__YOUR GOAL__
Each line of the data holding "timestamp" should be found and copied.

○ ○ ○ ○ ○

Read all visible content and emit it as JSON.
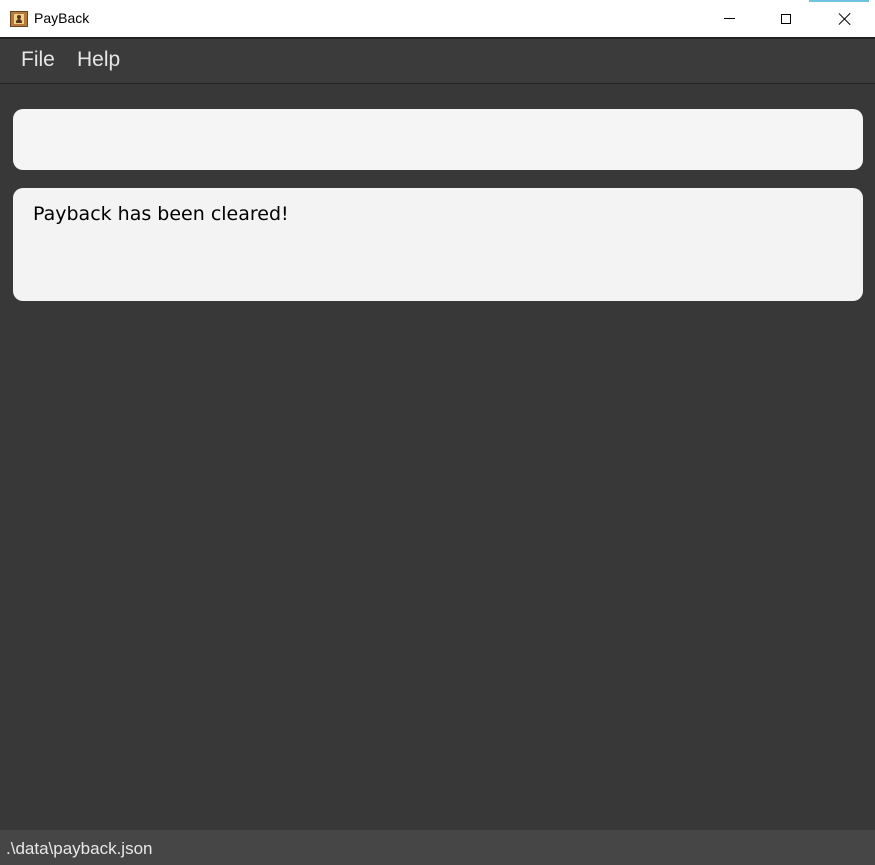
{
  "window": {
    "title": "PayBack"
  },
  "menu": {
    "items": [
      {
        "label": "File"
      },
      {
        "label": "Help"
      }
    ]
  },
  "command": {
    "value": "",
    "placeholder": ""
  },
  "result": {
    "message": "Payback has been cleared!"
  },
  "status": {
    "save_location": ".\\data\\payback.json"
  },
  "colors": {
    "background": "#383838",
    "menubar": "#3b3b3b",
    "panel": "#f5f5f5",
    "statusbar": "#464646",
    "titlebar": "#ffffff"
  },
  "icons": {
    "app": "address-book-icon",
    "minimize": "minimize-icon",
    "maximize": "maximize-icon",
    "close": "close-icon"
  }
}
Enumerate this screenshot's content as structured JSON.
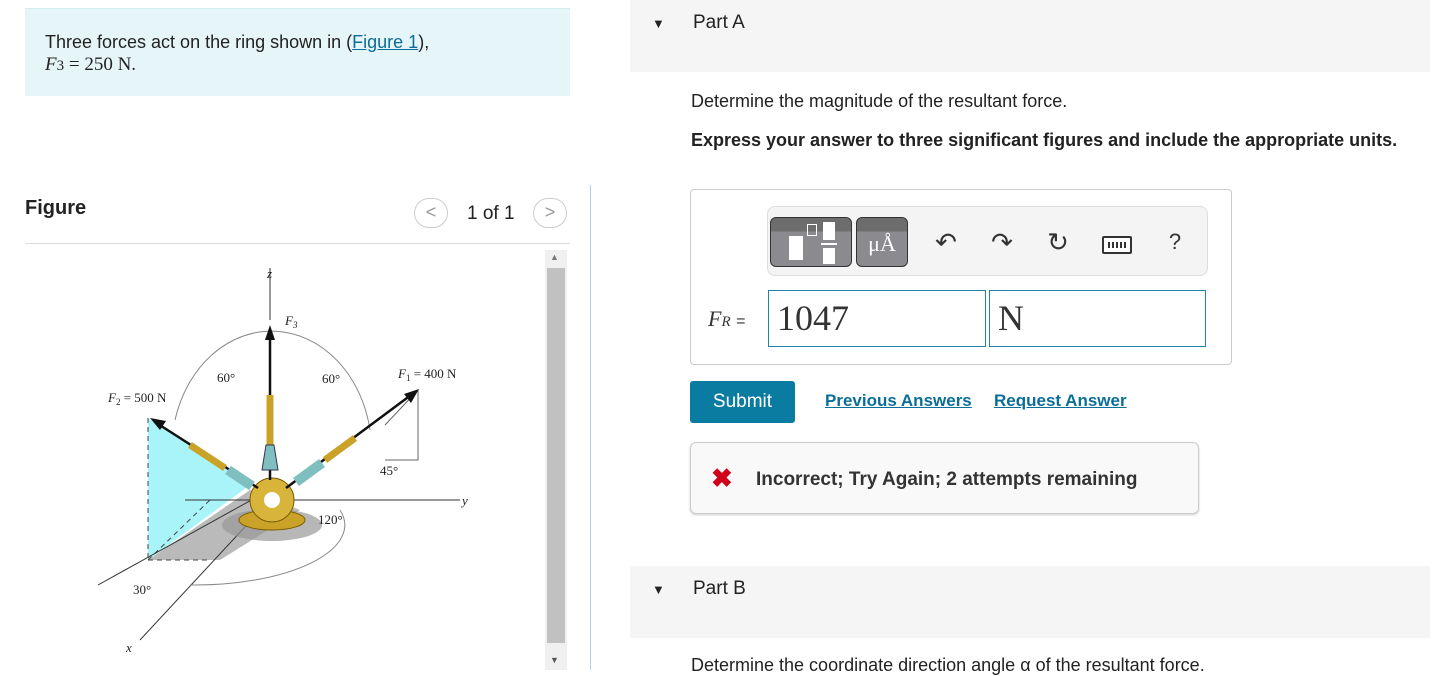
{
  "problem": {
    "text_before": "Three forces act on the ring shown in (",
    "figure_link": "Figure 1",
    "text_after": "),",
    "given_var": "F",
    "given_sub": "3",
    "given_value": " = 250 N."
  },
  "figure": {
    "title": "Figure",
    "pager": "1 of 1",
    "prev_icon": "chevron-left",
    "next_icon": "chevron-right",
    "labels": {
      "z": "z",
      "y": "y",
      "x": "x",
      "f3": "F",
      "f3_sub": "3",
      "f1": "F",
      "f1_sub": "1",
      "f1_value": " = 400 N",
      "f2": "F",
      "f2_sub": "2",
      "f2_value": " = 500 N",
      "a60l": "60°",
      "a60r": "60°",
      "a45": "45°",
      "a120": "120°",
      "a30": "30°"
    }
  },
  "partA": {
    "label": "Part A",
    "question": "Determine the magnitude of the resultant force.",
    "instruction": "Express your answer to three significant figures and include the appropriate units.",
    "toolbar": {
      "units_label": "μÅ",
      "help": "?"
    },
    "answer_var": "F",
    "answer_sub": "R",
    "equals": "=",
    "value": "1047",
    "units": "N",
    "submit": "Submit",
    "previous_answers": "Previous Answers",
    "request_answer": "Request Answer",
    "feedback": "Incorrect; Try Again; 2 attempts remaining",
    "feedback_color": "#d0021b"
  },
  "partB": {
    "label": "Part B",
    "question": "Determine the coordinate direction angle α of the resultant force."
  },
  "colors": {
    "accent": "#0a7ba1",
    "problem_bg": "#e6f5f7"
  }
}
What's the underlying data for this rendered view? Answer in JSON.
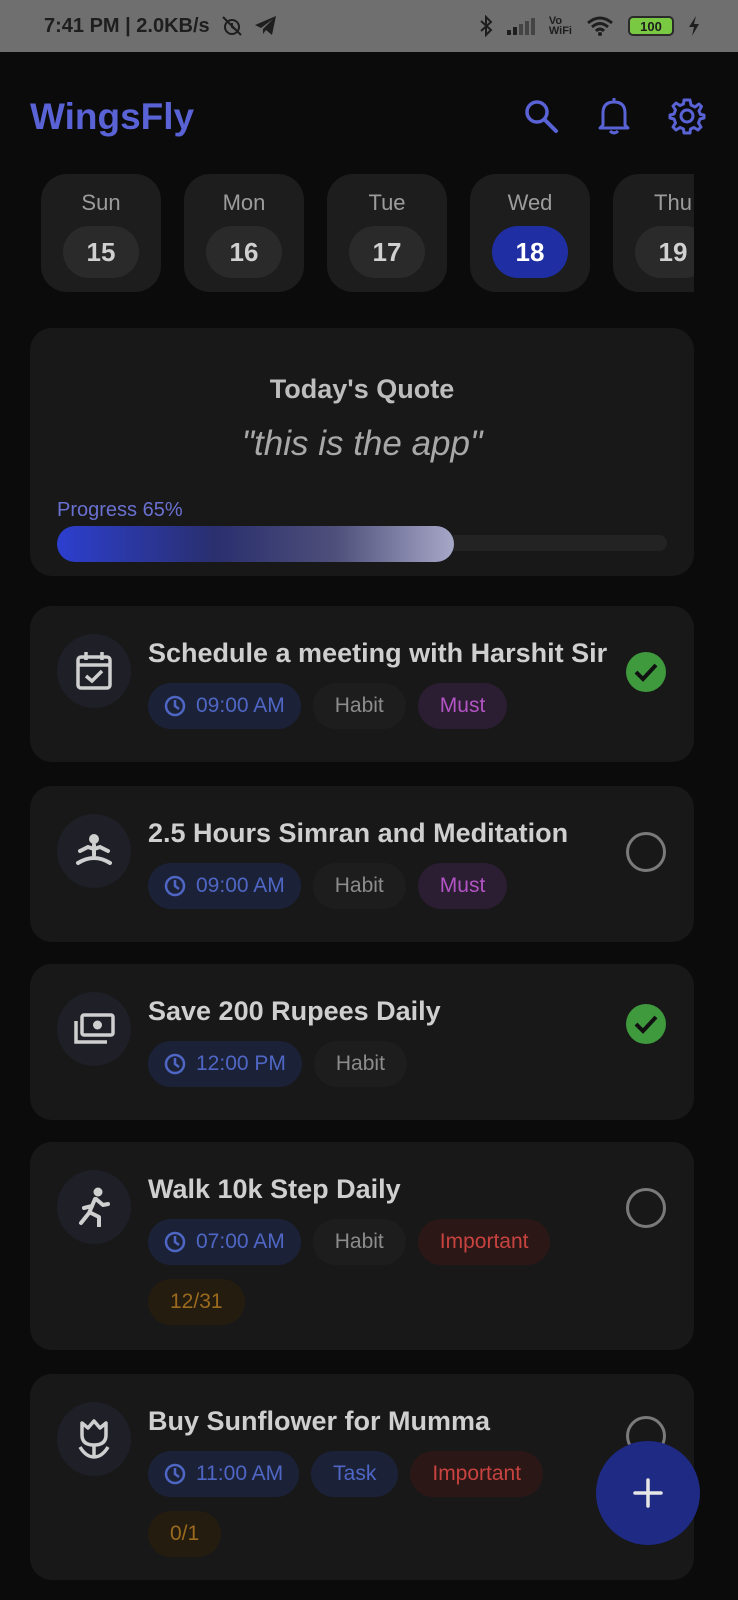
{
  "status_bar": {
    "time_speed": "7:41 PM | 2.0KB/s",
    "vo_line1": "Vo",
    "vo_line2": "WiFi",
    "battery": "100"
  },
  "header": {
    "title": "WingsFly",
    "icons": [
      "search-icon",
      "bell-icon",
      "gear-icon"
    ]
  },
  "days": [
    {
      "name": "Sun",
      "num": "15",
      "selected": false
    },
    {
      "name": "Mon",
      "num": "16",
      "selected": false
    },
    {
      "name": "Tue",
      "num": "17",
      "selected": false
    },
    {
      "name": "Wed",
      "num": "18",
      "selected": true
    },
    {
      "name": "Thu",
      "num": "19",
      "selected": false
    }
  ],
  "quote": {
    "title": "Today's Quote",
    "text": "\"this is the app\"",
    "progress_label": "Progress 65%",
    "progress": 0.65
  },
  "tasks": [
    {
      "title": "Schedule a meeting with Harshit Sir",
      "icon": "calendar-check-icon",
      "time": "09:00 AM",
      "type": "Habit",
      "priority": "Must",
      "done": true
    },
    {
      "title": "2.5 Hours Simran and Meditation",
      "icon": "meditation-icon",
      "time": "09:00 AM",
      "type": "Habit",
      "priority": "Must",
      "done": false
    },
    {
      "title": "Save 200 Rupees Daily",
      "icon": "money-icon",
      "time": "12:00 PM",
      "type": "Habit",
      "done": true
    },
    {
      "title": "Walk 10k Step Daily",
      "icon": "walking-icon",
      "time": "07:00 AM",
      "type": "Habit",
      "priority": "Important",
      "count": "12/31",
      "done": false
    },
    {
      "title": "Buy Sunflower for Mumma",
      "icon": "flower-icon",
      "time": "11:00 AM",
      "type": "Task",
      "priority": "Important",
      "count": "0/1",
      "done": false
    }
  ],
  "colors": {
    "accent": "#5a63d6",
    "selected_day": "#1f2fa3",
    "done_green": "#3f9a3e",
    "fab": "#1f2a85"
  }
}
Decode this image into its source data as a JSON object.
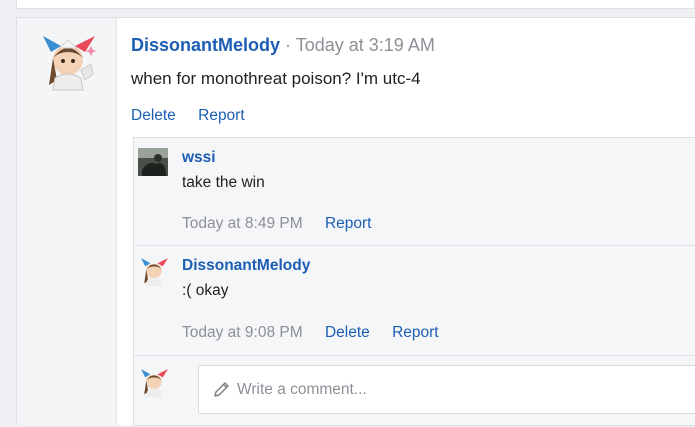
{
  "post": {
    "author": "DissonantMelody",
    "separator": "·",
    "timestamp": "Today at 3:19 AM",
    "body": "when for monothreat poison? I'm utc-4",
    "actions": {
      "delete": "Delete",
      "report": "Report"
    }
  },
  "comments": [
    {
      "author": "wssi",
      "text": "take the win",
      "timestamp": "Today at 8:49 PM",
      "actions": {
        "report": "Report"
      }
    },
    {
      "author": "DissonantMelody",
      "text": ":( okay",
      "timestamp": "Today at 9:08 PM",
      "actions": {
        "delete": "Delete",
        "report": "Report"
      }
    }
  ],
  "composer": {
    "placeholder": "Write a comment...",
    "icon": "pencil-icon"
  },
  "colors": {
    "link": "#1b5eb3",
    "muted": "#8c9096",
    "background": "#eef0f3",
    "comment_area": "#f5f6f8"
  }
}
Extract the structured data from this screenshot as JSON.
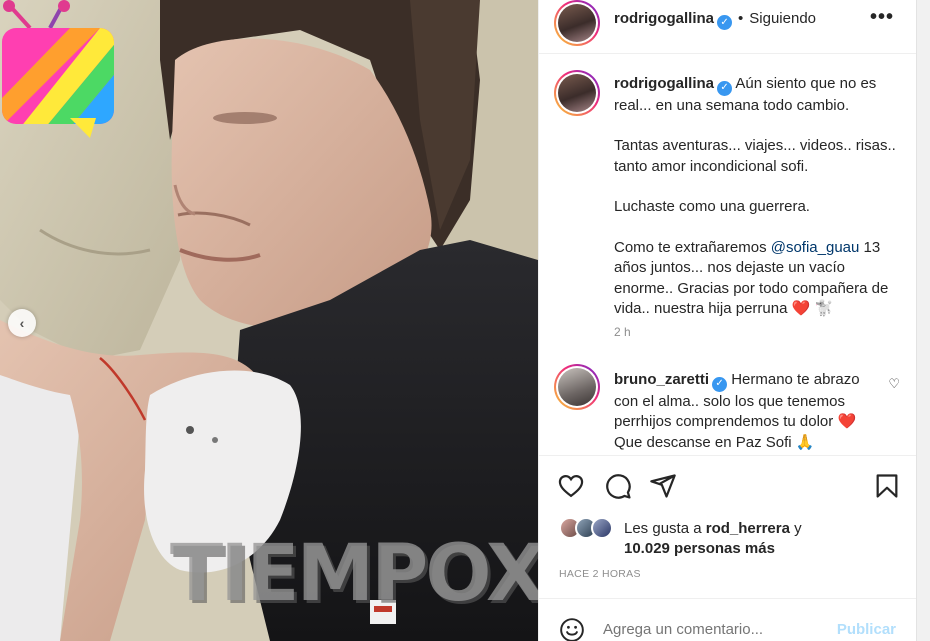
{
  "post": {
    "username": "rodrigogallina",
    "verified_mark": "✓",
    "separator": "•",
    "follow_status": "Siguiendo",
    "more_glyph": "•••",
    "caption_paragraphs": [
      "Aún siento que no es real... en una semana todo cambio.",
      "Tantas aventuras... viajes... videos.. risas.. tanto amor incondicional sofi.",
      "Luchaste como una guerrera."
    ],
    "caption_last_pre": "Como te extrañaremos ",
    "caption_mention": "@sofia_guau",
    "caption_last_post": " 13 años juntos... nos dejaste un vacío enorme.. Gracias por todo compañera de vida.. nuestra hija perruna ❤️  🐩",
    "caption_time": "2 h"
  },
  "comment": {
    "username": "bruno_zaretti",
    "text": "Hermano te abrazo con el alma.. solo los que tenemos perrhijos comprendemos tu dolor ❤️ Que descanse en Paz Sofi 🙏",
    "heart_glyph": "♡"
  },
  "likes": {
    "line1_pre": "Les gusta a ",
    "line1_user": "rod_herrera",
    "line1_post": " y",
    "line2": "10.029 personas más"
  },
  "timestamp": "HACE 2 HORAS",
  "add_comment": {
    "placeholder": "Agrega un comentario...",
    "publish_label": "Publicar"
  },
  "watermark": {
    "text": "TIEMPOX"
  },
  "nav": {
    "prev_glyph": "‹"
  },
  "colors": {
    "verified": "#3897f0",
    "mention": "#00376b",
    "publish_disabled": "#b2dffc",
    "heart": "#ed4956"
  },
  "icons": [
    "heart-icon",
    "comment-icon",
    "share-icon",
    "bookmark-icon",
    "emoji-icon",
    "more-icon",
    "verified-icon",
    "chevron-left-icon"
  ]
}
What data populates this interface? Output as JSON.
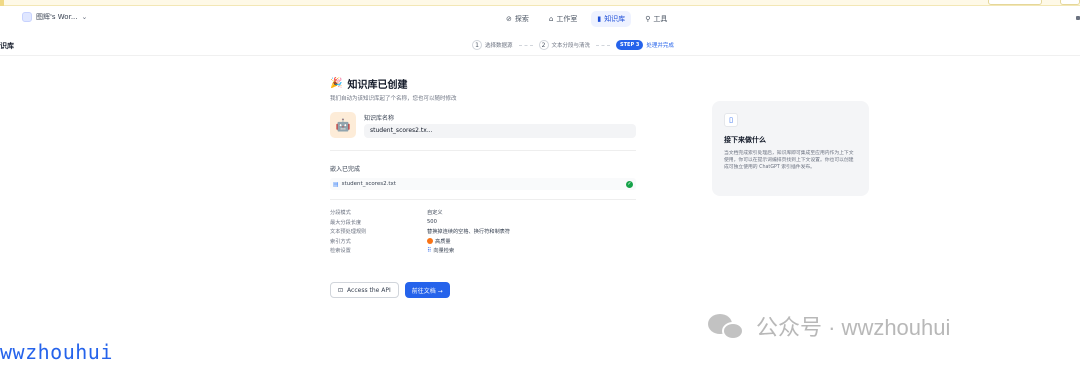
{
  "navbar": {
    "workspace": "图辉's Wor...",
    "tabs": [
      {
        "label": "探索",
        "icon": "compass-icon"
      },
      {
        "label": "工作室",
        "icon": "studio-icon"
      },
      {
        "label": "知识库",
        "icon": "book-icon"
      },
      {
        "label": "工具",
        "icon": "tool-icon"
      }
    ]
  },
  "page": {
    "title": "识库"
  },
  "steps": [
    {
      "num": "1",
      "label": "选择数据源"
    },
    {
      "num": "2",
      "label": "文本分段与清洗"
    },
    {
      "num": "STEP 3",
      "label": "处理并完成"
    }
  ],
  "main": {
    "emoji": "🎉",
    "title": "知识库已创建",
    "subtitle": "我们自动为该知识库起了个名称，您也可以随时修改",
    "name_label": "知识库名称",
    "name_value": "student_scores2.tx...",
    "embed_label": "嵌入已完成",
    "file_name": "student_scores2.txt",
    "settings": [
      {
        "key": "分段模式",
        "value": "自定义"
      },
      {
        "key": "最大分段长度",
        "value": "500"
      },
      {
        "key": "文本预处理规则",
        "value": "替换掉连续的空格、换行符和制表符"
      },
      {
        "key": "索引方式",
        "value": "高质量"
      },
      {
        "key": "检索设置",
        "value": "向量检索"
      }
    ],
    "api_button": "Access the API",
    "doc_button": "前往文档 →"
  },
  "side_card": {
    "title": "接下来做什么",
    "description": "当文档完成索引处理后，知识库即可集成至应用内作为上下文使用，你可以在提示词编排页找到上下文设置。你也可以创建成可独立使用的 ChatGPT 索引插件发布。"
  },
  "watermarks": {
    "left": "wwzhouhui",
    "right": "公众号 · wwzhouhui"
  }
}
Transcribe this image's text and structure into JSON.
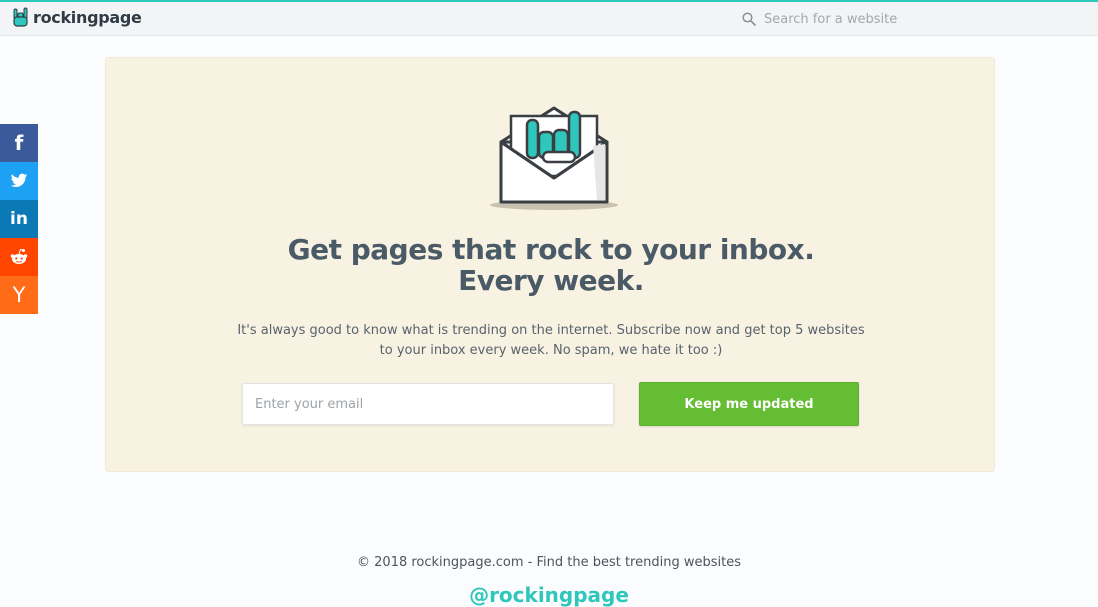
{
  "header": {
    "logo_text": "rockingpage",
    "logo_icon": "rock-hand-icon",
    "search": {
      "placeholder": "Search for a website",
      "value": "",
      "icon": "search-icon"
    },
    "accent_color": "#2fc7bb"
  },
  "social": {
    "buttons": [
      {
        "label": "f",
        "icon": "facebook-icon",
        "color": "#3b5a9b"
      },
      {
        "label": "",
        "icon": "twitter-icon",
        "color": "#1da1f2"
      },
      {
        "label": "in",
        "icon": "linkedin-icon",
        "color": "#0a79b6"
      },
      {
        "label": "",
        "icon": "reddit-icon",
        "color": "#ff4500"
      },
      {
        "label": "Y",
        "icon": "ycombinator-icon",
        "color": "#ff6b17"
      }
    ]
  },
  "newsletter": {
    "illustration": "envelope-rock-hand-icon",
    "headline_line1": "Get pages that rock to your inbox.",
    "headline_line2": "Every week.",
    "description": "It's always good to know what is trending on the internet. Subscribe now and get top 5 websites to your inbox every week. No spam, we hate it too :)",
    "email_placeholder": "Enter your email",
    "email_value": "",
    "button_label": "Keep me updated",
    "button_color": "#64bd32",
    "background_color": "#f7f2e2"
  },
  "footer": {
    "copyright": "© 2018 rockingpage.com - Find the best trending websites",
    "handle": "@rockingpage"
  }
}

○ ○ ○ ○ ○

__EXERCISE OUTPUT__
    "timestamp": "Today at 3:19 AM",
      "timestamp": "Today at 8:49 PM",
      "timestamp": "Today at 9:08 PM",
  "timestamp": "HACE 2 HORAS",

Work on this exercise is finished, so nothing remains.